Ponte di Pria (Stone Bridge), along the city walls, where River Botteniga divides into the three channels that cross the city centre (Cagnan Grande, Cagnan di Mezzo, Roggia).
Monte di pietà and the Cappella dei Rettori. The Monte di Pietà was founded to house Jewish moneylenders. On the second floor is the Cappella dei Rettori, a lay hall for meetings, with frescoes by il Pozzoserrato.
Treviso: Parks and gardens
Giardino Fenologico "Alessandro Marcello"
Orto Botanico Conservativo Carlo Spegazzini, a botanical garden
Orto Botanico Conservativo Francesco Busnello, another botanical garden
Treviso is home to several notable Italian sport teams, thanks to the presence of the Benetton family, who owns and sponsors:
Sisley Treviso (volleyball), winner of 9 scudetti, playing at the Palaverde.
Benetton Rugby Treviso (rugby union), winner of 15 scudetti, playing at the Monigo stadium. Since the 2010–11 season, Benetton has been one of two Italian teams in the Guinness Pro12, alongside existing teams from Ireland, Scotland, and Wales.
Benetton Basket, winner of 5 scudetti, playing at the Palaverde.
The local football team, A.S.D. Treviso 2009, played for the first time in the Italian Serie A in 2005. Its home stadium is the Omobono Tenni.
Treviso is a popular stop on the professional cyclo-cross racing circuit and served as the site of the 2008 UCI Cyclo-cross World Championships.
Treviso Centrale railway station has Trenitalia trains to Venice, Udine and Trieste. Treviso Airport, west of the city, specializes in low cost airlines. MOM is the major transport company in the city and provides for urban and suburban services in the Province of Treviso.
Treviso: Notable people
Baduila, Ostrogothic king (ruled 541–552)
Luciano Benetton (born 13 May 1935), chairman of the Benetton Group
Angelo Ephrikian (1913–1982), musicologist and violinist
Laura Efrikian (born 1940), actress and television personality
Giuliano Carmignola (born 1951), violinist
Leonora Fani (born 1954), film actor
Marco Paolini (born 1956), stage actor
Marius Mitrea, (born 1982), 2015 Rugby World Cup secondary referee
Diletta Rizzo Marin (born 1984), opera singer and model
Treviso: International relations
See also: List of twin towns and sister cities in Italy
Treviso: Twin towns – Sister cities
Treviso is twinned with:
Treviso: See also
Treviso Arithmetic, a textbook of commercial mathematics published by an anonymous author in the 15th century

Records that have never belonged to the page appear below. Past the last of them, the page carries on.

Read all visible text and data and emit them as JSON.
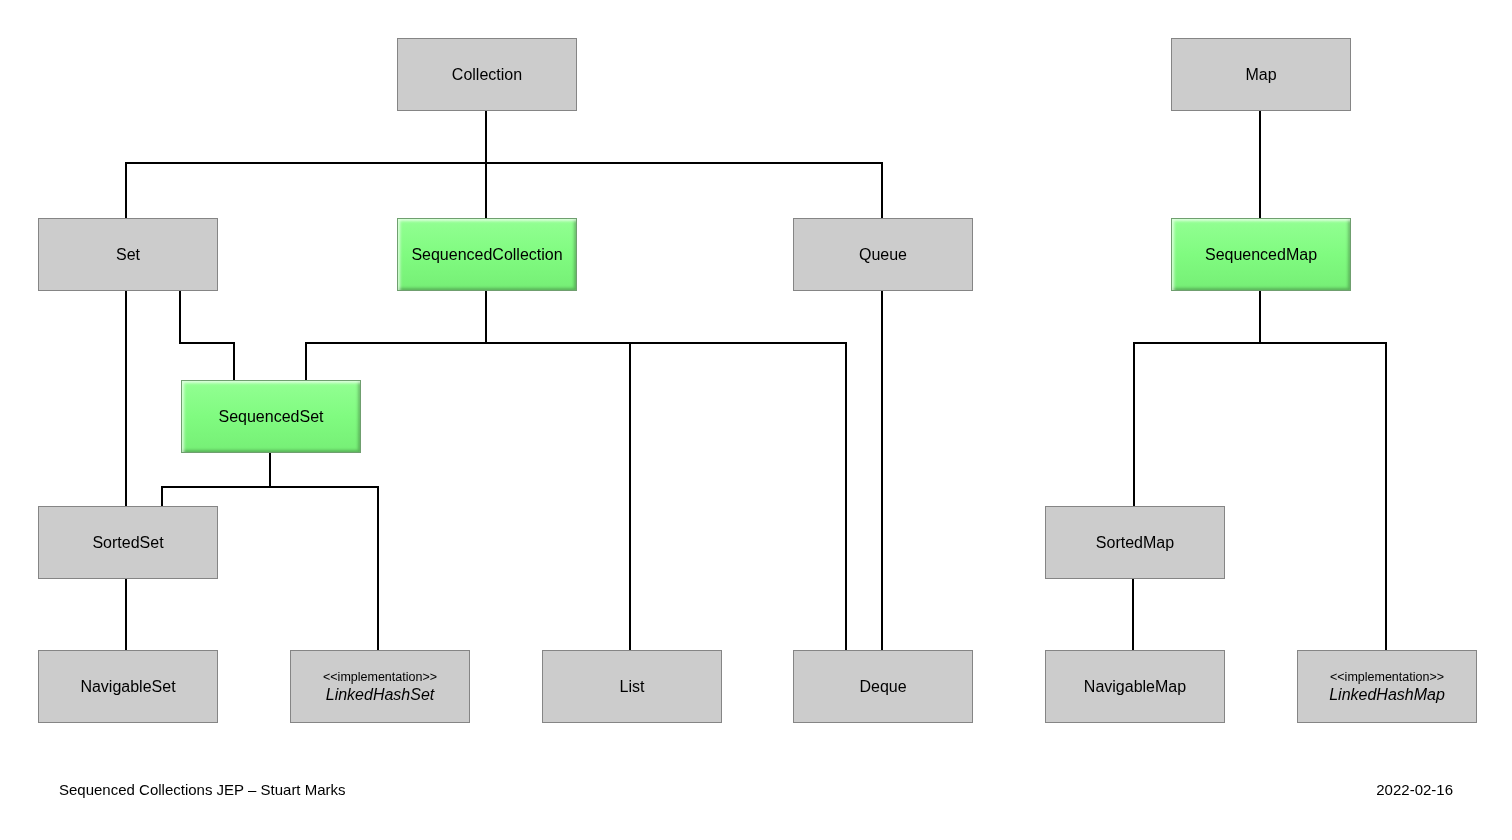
{
  "diagram": {
    "nodes": [
      {
        "kind": "interface",
        "label": "Collection",
        "highlighted": false
      },
      {
        "kind": "interface",
        "label": "Map",
        "highlighted": false
      },
      {
        "kind": "interface",
        "label": "Set",
        "highlighted": false
      },
      {
        "kind": "interface",
        "label": "SequencedCollection",
        "highlighted": true
      },
      {
        "kind": "interface",
        "label": "Queue",
        "highlighted": false
      },
      {
        "kind": "interface",
        "label": "SequencedMap",
        "highlighted": true
      },
      {
        "kind": "interface",
        "label": "SequencedSet",
        "highlighted": true
      },
      {
        "kind": "interface",
        "label": "SortedSet",
        "highlighted": false
      },
      {
        "kind": "interface",
        "label": "SortedMap",
        "highlighted": false
      },
      {
        "kind": "interface",
        "label": "NavigableSet",
        "highlighted": false
      },
      {
        "kind": "implementation",
        "stereotype": "<<implementation>>",
        "label": "LinkedHashSet",
        "highlighted": false
      },
      {
        "kind": "interface",
        "label": "List",
        "highlighted": false
      },
      {
        "kind": "interface",
        "label": "Deque",
        "highlighted": false
      },
      {
        "kind": "interface",
        "label": "NavigableMap",
        "highlighted": false
      },
      {
        "kind": "implementation",
        "stereotype": "<<implementation>>",
        "label": "LinkedHashMap",
        "highlighted": false
      }
    ]
  },
  "footer": {
    "caption": "Sequenced Collections JEP – Stuart Marks",
    "date": "2022-02-16"
  }
}
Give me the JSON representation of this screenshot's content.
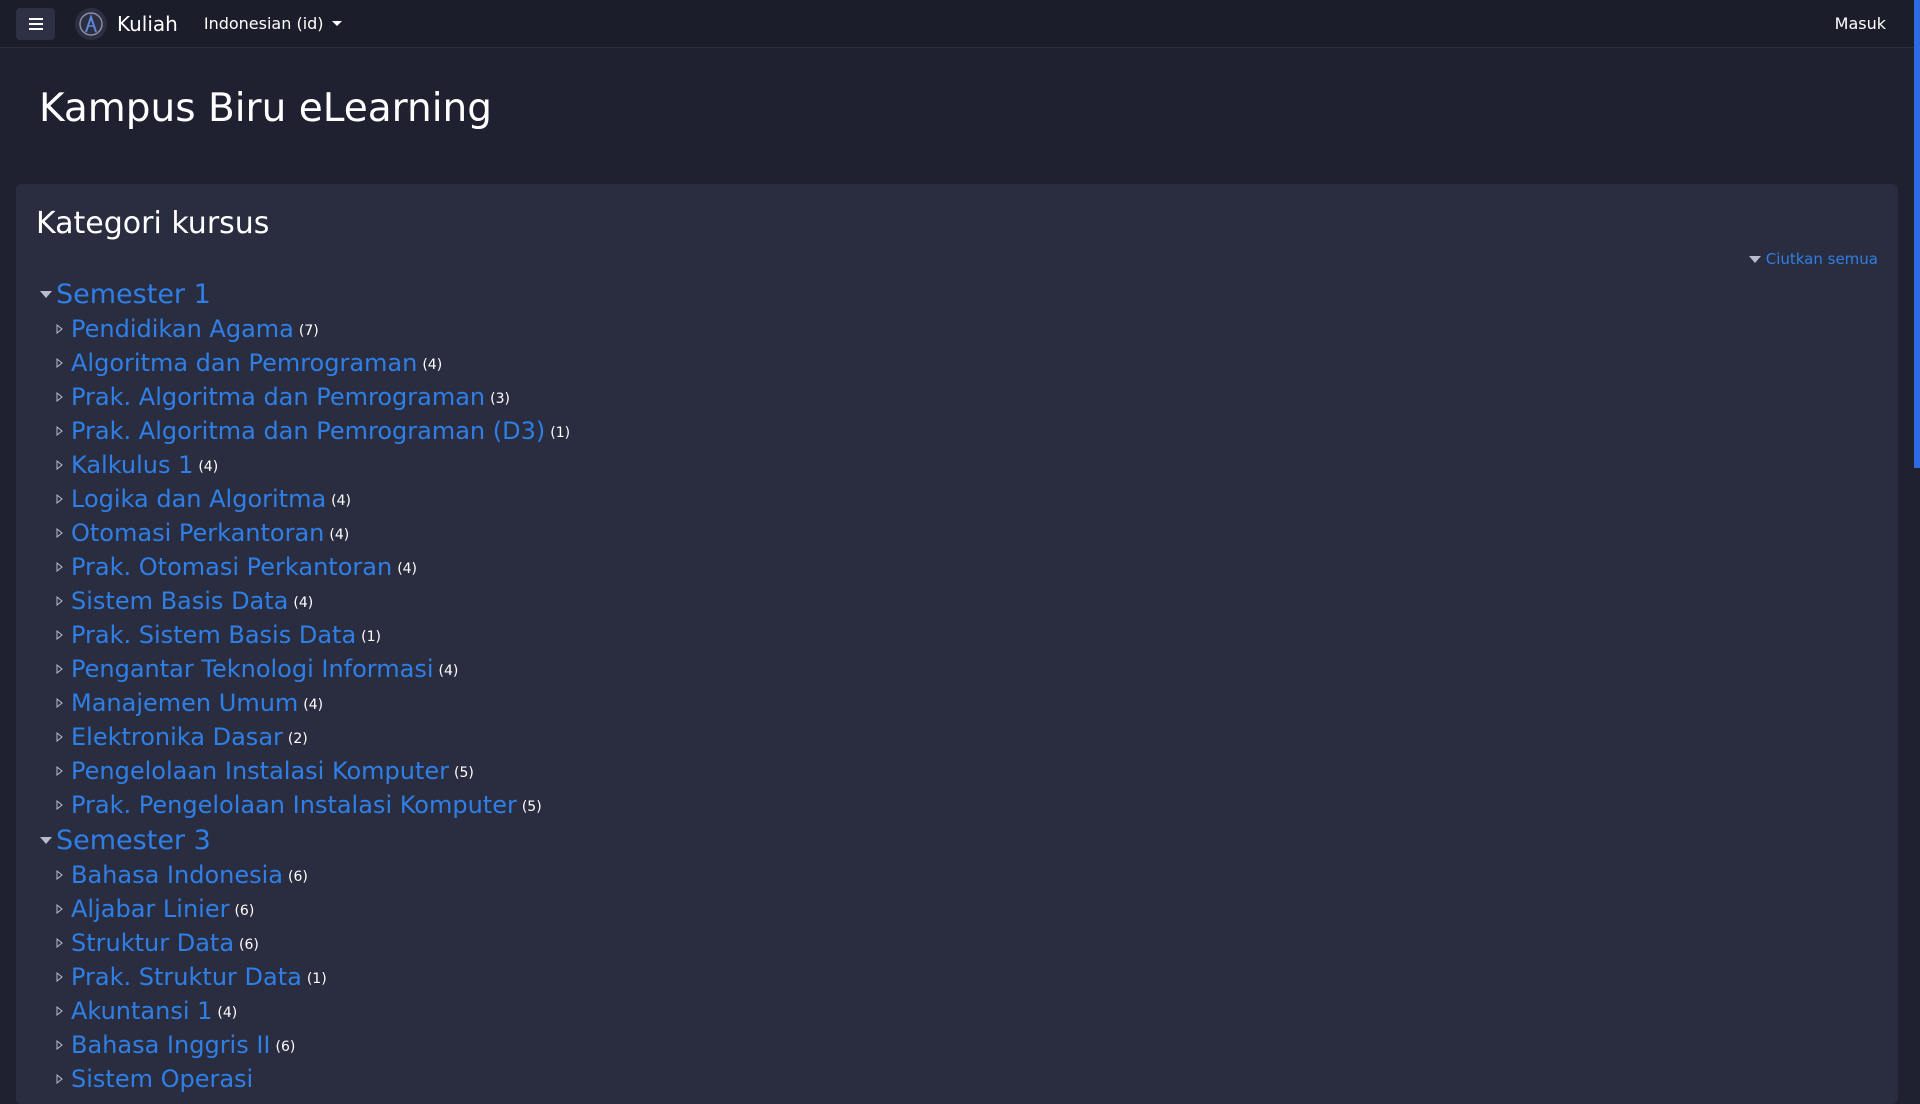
{
  "navbar": {
    "menu_icon": "hamburger-icon",
    "logo_icon": "kuliah-logo-icon",
    "site_name": "Kuliah",
    "language": "Indonesian (id)",
    "login": "Masuk"
  },
  "page": {
    "title": "Kampus Biru eLearning"
  },
  "card": {
    "title": "Kategori kursus",
    "collapse_all": "Ciutkan semua"
  },
  "categories": [
    {
      "name": "Semester 1",
      "items": [
        {
          "name": "Pendidikan Agama",
          "count": "(7)"
        },
        {
          "name": "Algoritma dan Pemrograman",
          "count": "(4)"
        },
        {
          "name": "Prak. Algoritma dan Pemrograman",
          "count": "(3)"
        },
        {
          "name": "Prak. Algoritma dan Pemrograman (D3)",
          "count": "(1)"
        },
        {
          "name": "Kalkulus 1",
          "count": "(4)"
        },
        {
          "name": "Logika dan Algoritma",
          "count": "(4)"
        },
        {
          "name": "Otomasi Perkantoran",
          "count": "(4)"
        },
        {
          "name": "Prak. Otomasi Perkantoran",
          "count": "(4)"
        },
        {
          "name": "Sistem Basis Data",
          "count": "(4)"
        },
        {
          "name": "Prak. Sistem Basis Data",
          "count": "(1)"
        },
        {
          "name": "Pengantar Teknologi Informasi",
          "count": "(4)"
        },
        {
          "name": "Manajemen Umum",
          "count": "(4)"
        },
        {
          "name": "Elektronika Dasar",
          "count": "(2)"
        },
        {
          "name": "Pengelolaan Instalasi Komputer",
          "count": "(5)"
        },
        {
          "name": "Prak. Pengelolaan Instalasi Komputer",
          "count": "(5)"
        }
      ]
    },
    {
      "name": "Semester 3",
      "items": [
        {
          "name": "Bahasa Indonesia",
          "count": "(6)"
        },
        {
          "name": "Aljabar Linier",
          "count": "(6)"
        },
        {
          "name": "Struktur Data",
          "count": "(6)"
        },
        {
          "name": "Prak. Struktur Data",
          "count": "(1)"
        },
        {
          "name": "Akuntansi 1",
          "count": "(4)"
        },
        {
          "name": "Bahasa Inggris II",
          "count": "(6)"
        },
        {
          "name": "Sistem Operasi",
          "count": ""
        }
      ]
    }
  ],
  "colors": {
    "background": "#1f2130",
    "navbar": "#1b1d2a",
    "card": "#2a2d3f",
    "link": "#2f7fe6",
    "scrollbar": "#2f6be0"
  }
}
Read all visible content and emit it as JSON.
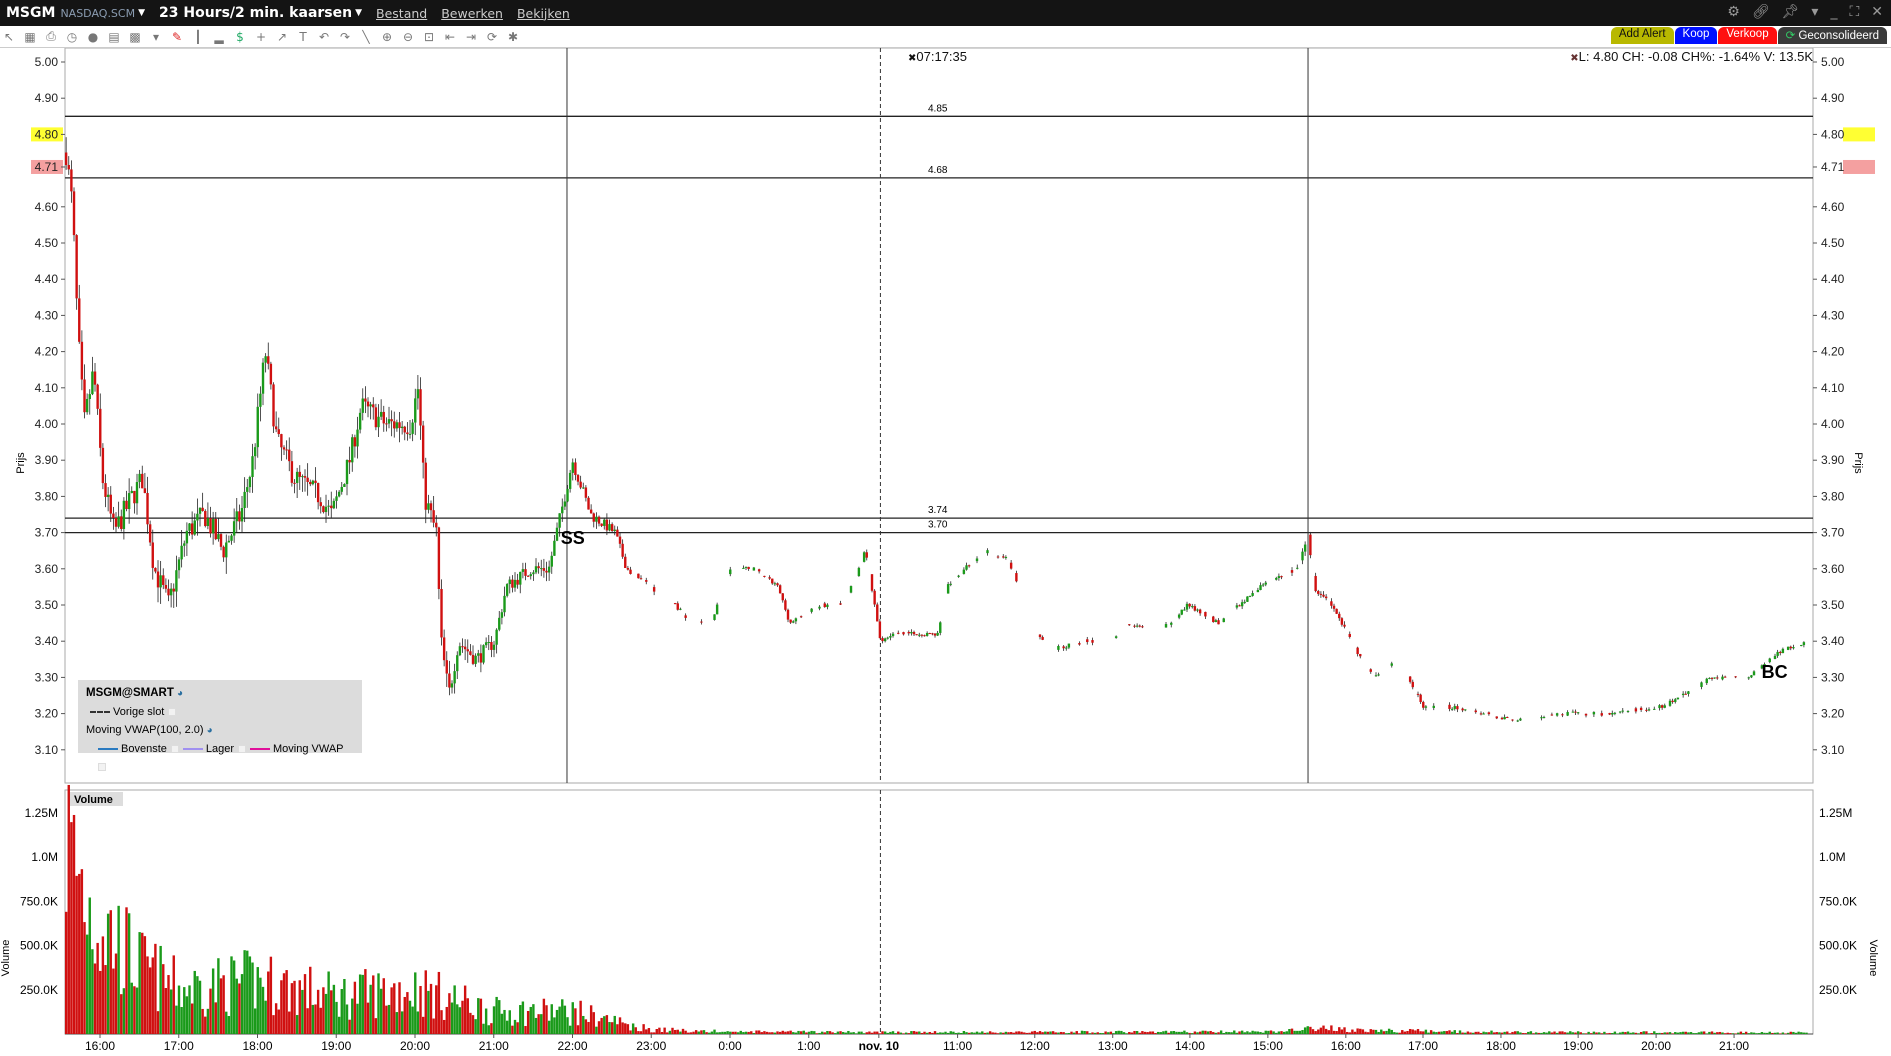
{
  "title_bar": {
    "symbol": "MSGM",
    "exchange": "NASDAQ.SCM",
    "period": "23 Hours/2 min. kaarsen",
    "menus": [
      "Bestand",
      "Bewerken",
      "Bekijken"
    ]
  },
  "actions": {
    "alert": "Add Alert",
    "buy": "Koop",
    "sell": "Verkoop",
    "consolidated": "Geconsolideerd"
  },
  "info": {
    "crosshair_time": "07:17:35",
    "quote": "L: 4.80 CH: -0.08 CH%: -1.64% V: 13.5K"
  },
  "legend": {
    "title": "MSGM@SMART",
    "prev_close": "Vorige slot",
    "indicator": "Moving VWAP(100, 2.0)",
    "upper": "Bovenste",
    "lower": "Lager",
    "vwap": "Moving VWAP"
  },
  "colors": {
    "up": "#1a9a1a",
    "down": "#d01010",
    "last_price_bg": "#ffff33",
    "prev_price_bg": "#f4a0a0",
    "upper": "#2a7ac0",
    "lower": "#a090f0",
    "vwap": "#e0109a"
  },
  "chart_data": {
    "type": "candlestick",
    "price_axis": {
      "label": "Prijs",
      "ylim": [
        3.05,
        5.03
      ],
      "ticks": [
        "5.00",
        "4.90",
        "4.80",
        "4.71",
        "4.60",
        "4.50",
        "4.40",
        "4.30",
        "4.20",
        "4.10",
        "4.00",
        "3.90",
        "3.80",
        "3.70",
        "3.60",
        "3.50",
        "3.40",
        "3.30",
        "3.20",
        "3.10"
      ],
      "highlight_last": "4.80",
      "highlight_prev": "4.71"
    },
    "volume_axis": {
      "label": "Volume",
      "pane_title": "Volume",
      "ticks": [
        "1.25M",
        "1.0M",
        "750.0K",
        "500.0K",
        "250.0K"
      ],
      "tick_values": [
        1250000,
        1000000,
        750000,
        500000,
        250000
      ],
      "ylim": [
        0,
        1320000
      ]
    },
    "time_axis": {
      "labels": [
        [
          "16:00",
          0
        ],
        [
          "17:00",
          1
        ],
        [
          "18:00",
          2
        ],
        [
          "19:00",
          3
        ],
        [
          "20:00",
          4
        ],
        [
          "21:00",
          5
        ],
        [
          "22:00",
          6
        ],
        [
          "23:00",
          7
        ],
        [
          "0:00",
          8
        ],
        [
          "1:00",
          9
        ],
        [
          "nov. 10",
          9.89
        ],
        [
          "11:00",
          10.89
        ],
        [
          "12:00",
          11.87
        ],
        [
          "13:00",
          12.86
        ],
        [
          "14:00",
          13.84
        ],
        [
          "15:00",
          14.83
        ],
        [
          "16:00",
          15.82
        ],
        [
          "17:00",
          16.8
        ],
        [
          "18:00",
          17.79
        ],
        [
          "19:00",
          18.77
        ],
        [
          "20:00",
          19.76
        ],
        [
          "21:00",
          20.75
        ]
      ],
      "xlim": [
        -0.45,
        21.75
      ]
    },
    "hlines": [
      {
        "value": 4.85,
        "label": "4.85"
      },
      {
        "value": 4.68,
        "label": "4.68"
      },
      {
        "value": 3.74,
        "label": "3.74"
      },
      {
        "value": 3.7,
        "label": "3.70"
      }
    ],
    "vlines": [
      {
        "t": 5.93,
        "style": "solid"
      },
      {
        "t": 9.91,
        "style": "dashed"
      },
      {
        "t": 15.34,
        "style": "solid"
      }
    ],
    "annotations": [
      {
        "text": "SS",
        "t": 5.85,
        "price": 3.69
      },
      {
        "text": "BC",
        "t": 21.1,
        "price": 3.32
      }
    ],
    "price_path": [
      [
        -0.43,
        4.75
      ],
      [
        -0.35,
        4.6
      ],
      [
        -0.28,
        4.25
      ],
      [
        -0.2,
        4.0
      ],
      [
        -0.08,
        4.15
      ],
      [
        0.03,
        3.85
      ],
      [
        0.18,
        3.7
      ],
      [
        0.41,
        3.8
      ],
      [
        0.54,
        3.85
      ],
      [
        0.69,
        3.6
      ],
      [
        0.87,
        3.5
      ],
      [
        1.1,
        3.7
      ],
      [
        1.33,
        3.75
      ],
      [
        1.56,
        3.65
      ],
      [
        1.79,
        3.75
      ],
      [
        1.94,
        3.9
      ],
      [
        2.1,
        4.2
      ],
      [
        2.25,
        3.95
      ],
      [
        2.48,
        3.85
      ],
      [
        2.79,
        3.8
      ],
      [
        2.94,
        3.75
      ],
      [
        3.17,
        3.9
      ],
      [
        3.32,
        4.05
      ],
      [
        3.63,
        4.0
      ],
      [
        3.94,
        4.0
      ],
      [
        4.04,
        4.1
      ],
      [
        4.12,
        3.8
      ],
      [
        4.27,
        3.7
      ],
      [
        4.33,
        3.4
      ],
      [
        4.43,
        3.25
      ],
      [
        4.55,
        3.4
      ],
      [
        4.78,
        3.35
      ],
      [
        5.01,
        3.4
      ],
      [
        5.16,
        3.55
      ],
      [
        5.47,
        3.6
      ],
      [
        5.7,
        3.6
      ],
      [
        5.85,
        3.75
      ],
      [
        6.0,
        3.9
      ],
      [
        6.23,
        3.75
      ],
      [
        6.54,
        3.7
      ],
      [
        6.69,
        3.6
      ],
      [
        7.0,
        3.55
      ],
      [
        7.3,
        3.5
      ],
      [
        7.53,
        3.45
      ],
      [
        7.76,
        3.45
      ],
      [
        7.99,
        3.6
      ],
      [
        8.3,
        3.6
      ],
      [
        8.61,
        3.55
      ],
      [
        8.76,
        3.45
      ],
      [
        9.14,
        3.5
      ],
      [
        9.45,
        3.5
      ],
      [
        9.72,
        3.65
      ],
      [
        9.91,
        3.4
      ],
      [
        10.06,
        3.42
      ],
      [
        10.64,
        3.42
      ],
      [
        10.75,
        3.55
      ],
      [
        10.98,
        3.6
      ],
      [
        11.21,
        3.65
      ],
      [
        11.52,
        3.63
      ],
      [
        11.75,
        3.5
      ],
      [
        11.9,
        3.42
      ],
      [
        12.13,
        3.38
      ],
      [
        12.51,
        3.4
      ],
      [
        12.82,
        3.4
      ],
      [
        13.05,
        3.45
      ],
      [
        13.43,
        3.42
      ],
      [
        13.81,
        3.5
      ],
      [
        14.2,
        3.45
      ],
      [
        14.73,
        3.55
      ],
      [
        15.19,
        3.6
      ],
      [
        15.34,
        3.7
      ],
      [
        15.42,
        3.55
      ],
      [
        15.65,
        3.5
      ],
      [
        15.88,
        3.4
      ],
      [
        16.19,
        3.3
      ],
      [
        16.49,
        3.35
      ],
      [
        16.8,
        3.22
      ],
      [
        17.11,
        3.22
      ],
      [
        17.56,
        3.2
      ],
      [
        18.02,
        3.18
      ],
      [
        18.64,
        3.2
      ],
      [
        19.1,
        3.2
      ],
      [
        19.86,
        3.22
      ],
      [
        20.47,
        3.3
      ],
      [
        20.93,
        3.3
      ],
      [
        21.39,
        3.38
      ],
      [
        21.7,
        3.4
      ]
    ],
    "volume_path": [
      [
        -0.43,
        1300000
      ],
      [
        -0.1,
        800000
      ],
      [
        0.5,
        450000
      ],
      [
        1.0,
        300000
      ],
      [
        2.0,
        350000
      ],
      [
        3.0,
        250000
      ],
      [
        4.0,
        300000
      ],
      [
        5.0,
        150000
      ],
      [
        6.0,
        150000
      ],
      [
        7.0,
        30000
      ],
      [
        8.0,
        15000
      ],
      [
        10.0,
        12000
      ],
      [
        15.0,
        15000
      ],
      [
        15.3,
        45000
      ],
      [
        16.0,
        25000
      ],
      [
        18.0,
        12000
      ],
      [
        21.7,
        10000
      ]
    ]
  }
}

This article incorporates text from a publication now in the public domain: Chisholm, Hugh, ed. (1911). "Treviso". Encyclopædia Britannica. 27 (11th ed.). Cambridge University Press.
Data at Istat website
Kafka, Barbara (December 21, 1988). "Radicchio: Tasty but So Misunderstood". The New York Times. Retrieved May 11, 2017. The radicchio that Italians eat most often is Treviso.
Pavan, Camillo (2013). Sull'origine del radicchio rosso di Treviso: La leggenda di Van den Borre e la scoperta di Tiziano Tempesta. Treviso. p. 6.
"Chronotaxis". Diocesi di Treviso (in Italian). Diocese of Treviso. Retrieved 2011-09-15.
Taylor, F. H. (1948). The Taste of Angels, a history of art collecting from Rameses to Napoleon. Boston: Little, Brown. p. 43. Retrieved 2014-09-13.
Popham, Peter (27 January 2005). "Italian 'Unabomber' uses child's chocolate egg to hide explosive". The Independent. Retrieved 2014-09-13.